d. Bioethics of crewmembers volunteering as research subjects.
1. Prior to selection as astronauts, applicants should be provided with information to ensure that they understand that they will be asked to volunteer to participate as research subjects during the course of their employment with NASA. Additionally, they should be informed that, as research subjects, they have certain rights, including the right to refuse to participate and the right to withdraw from participation. This information should be presented fairly and objectively to avoid real or perceived coercion.
2. Informed consent and consent forms should be comprehensive and in simple, layman's language and should also address the purpose of the research and the disposition of the data. Research subjects can withdraw consent at any time, including after the commencement of the research.
3. Potential crew members expected to volunteer as human subjects will receive an in-depth briefing of all biomedical experiments, including attendant risks and integrated risks, to obtain informed consent for participation prior to assignment as a crewmember to that flight.
4. Data and results from the research and their significance should be appropriately briefed to the participating crewmembers before publication in the open literature.
5. Periodic informational and educational briefings on major biomedical findings and their implications from space missions will be provided by the PI or life sciences research personnel to the astronaut corps.
e. Effective date: This guidance is effective with the date of issuance and the signature of the Chief Health and Medical Officer, NASA.
Metrics or measurements of Agency compliance with this policy for the protection of human subjects in NASA research are the following:
1. Percentage of NASA Centers with active MPA and certifying letters on file with the authorized NASA official;
2. Percentage of NASA Centers filing timely MPA's or certifying letters;
3. Number of research proposals reviewed by IRB's;
4. Number of research proposals approved by IRB's;
5. Number of complaints to IRB's;
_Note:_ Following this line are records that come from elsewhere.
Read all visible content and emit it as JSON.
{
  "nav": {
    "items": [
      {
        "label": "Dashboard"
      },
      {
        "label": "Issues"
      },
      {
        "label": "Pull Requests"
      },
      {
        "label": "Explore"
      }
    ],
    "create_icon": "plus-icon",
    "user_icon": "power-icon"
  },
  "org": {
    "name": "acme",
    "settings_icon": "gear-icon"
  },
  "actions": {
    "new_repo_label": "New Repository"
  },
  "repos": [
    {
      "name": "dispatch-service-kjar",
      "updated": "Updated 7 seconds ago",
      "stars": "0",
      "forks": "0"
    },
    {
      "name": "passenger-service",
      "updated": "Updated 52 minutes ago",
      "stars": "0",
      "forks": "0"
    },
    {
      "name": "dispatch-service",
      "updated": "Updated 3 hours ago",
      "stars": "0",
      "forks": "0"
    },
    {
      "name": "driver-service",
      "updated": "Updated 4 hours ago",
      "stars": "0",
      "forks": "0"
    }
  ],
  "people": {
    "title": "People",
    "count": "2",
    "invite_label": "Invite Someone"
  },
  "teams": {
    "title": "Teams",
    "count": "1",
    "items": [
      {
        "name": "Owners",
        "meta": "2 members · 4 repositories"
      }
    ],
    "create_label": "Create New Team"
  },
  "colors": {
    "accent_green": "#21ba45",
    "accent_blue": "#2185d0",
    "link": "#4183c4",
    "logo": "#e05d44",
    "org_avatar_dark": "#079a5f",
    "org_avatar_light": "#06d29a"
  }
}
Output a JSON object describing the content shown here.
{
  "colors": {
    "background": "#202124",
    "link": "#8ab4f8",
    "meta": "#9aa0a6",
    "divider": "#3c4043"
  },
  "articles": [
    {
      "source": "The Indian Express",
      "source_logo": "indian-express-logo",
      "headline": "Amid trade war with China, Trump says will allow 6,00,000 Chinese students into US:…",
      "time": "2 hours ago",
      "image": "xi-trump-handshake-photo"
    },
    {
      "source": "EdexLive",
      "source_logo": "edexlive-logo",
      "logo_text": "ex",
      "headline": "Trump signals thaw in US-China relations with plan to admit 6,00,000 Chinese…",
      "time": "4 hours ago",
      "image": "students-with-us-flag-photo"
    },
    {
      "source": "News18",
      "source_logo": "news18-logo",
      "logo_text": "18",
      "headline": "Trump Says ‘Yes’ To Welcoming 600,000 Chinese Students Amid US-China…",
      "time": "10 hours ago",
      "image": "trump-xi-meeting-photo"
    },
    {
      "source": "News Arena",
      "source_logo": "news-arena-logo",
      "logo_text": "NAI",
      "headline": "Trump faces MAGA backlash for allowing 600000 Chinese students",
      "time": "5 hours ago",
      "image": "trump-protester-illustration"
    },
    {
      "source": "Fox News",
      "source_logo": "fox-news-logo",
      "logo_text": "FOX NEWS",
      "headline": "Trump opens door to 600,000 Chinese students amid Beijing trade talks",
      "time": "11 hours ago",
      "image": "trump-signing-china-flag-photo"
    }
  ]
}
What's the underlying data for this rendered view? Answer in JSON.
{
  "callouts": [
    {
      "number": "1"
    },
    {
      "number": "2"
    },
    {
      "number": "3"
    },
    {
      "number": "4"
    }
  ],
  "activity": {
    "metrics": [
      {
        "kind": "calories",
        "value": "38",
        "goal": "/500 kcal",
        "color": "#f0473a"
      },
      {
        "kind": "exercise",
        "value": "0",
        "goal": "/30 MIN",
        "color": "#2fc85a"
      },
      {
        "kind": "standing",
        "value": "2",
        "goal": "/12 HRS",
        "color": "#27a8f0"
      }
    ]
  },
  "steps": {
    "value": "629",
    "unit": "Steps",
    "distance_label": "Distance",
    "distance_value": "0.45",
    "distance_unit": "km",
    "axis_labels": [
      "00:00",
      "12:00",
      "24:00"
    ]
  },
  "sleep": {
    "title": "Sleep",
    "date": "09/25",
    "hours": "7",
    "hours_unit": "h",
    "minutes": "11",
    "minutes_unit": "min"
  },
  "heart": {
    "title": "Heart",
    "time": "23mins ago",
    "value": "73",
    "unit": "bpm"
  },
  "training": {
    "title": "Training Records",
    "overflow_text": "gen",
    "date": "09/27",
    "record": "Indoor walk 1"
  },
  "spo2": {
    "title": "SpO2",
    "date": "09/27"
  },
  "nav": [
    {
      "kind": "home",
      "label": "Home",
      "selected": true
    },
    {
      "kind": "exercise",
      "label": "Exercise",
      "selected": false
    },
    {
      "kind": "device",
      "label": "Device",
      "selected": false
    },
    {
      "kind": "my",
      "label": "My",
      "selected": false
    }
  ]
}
6. Timeliness of response to complaints, including Headquarters notifications;
7. Number and type of sanctions imposed; and
8. Number of audits conducted and corrective measures adopted.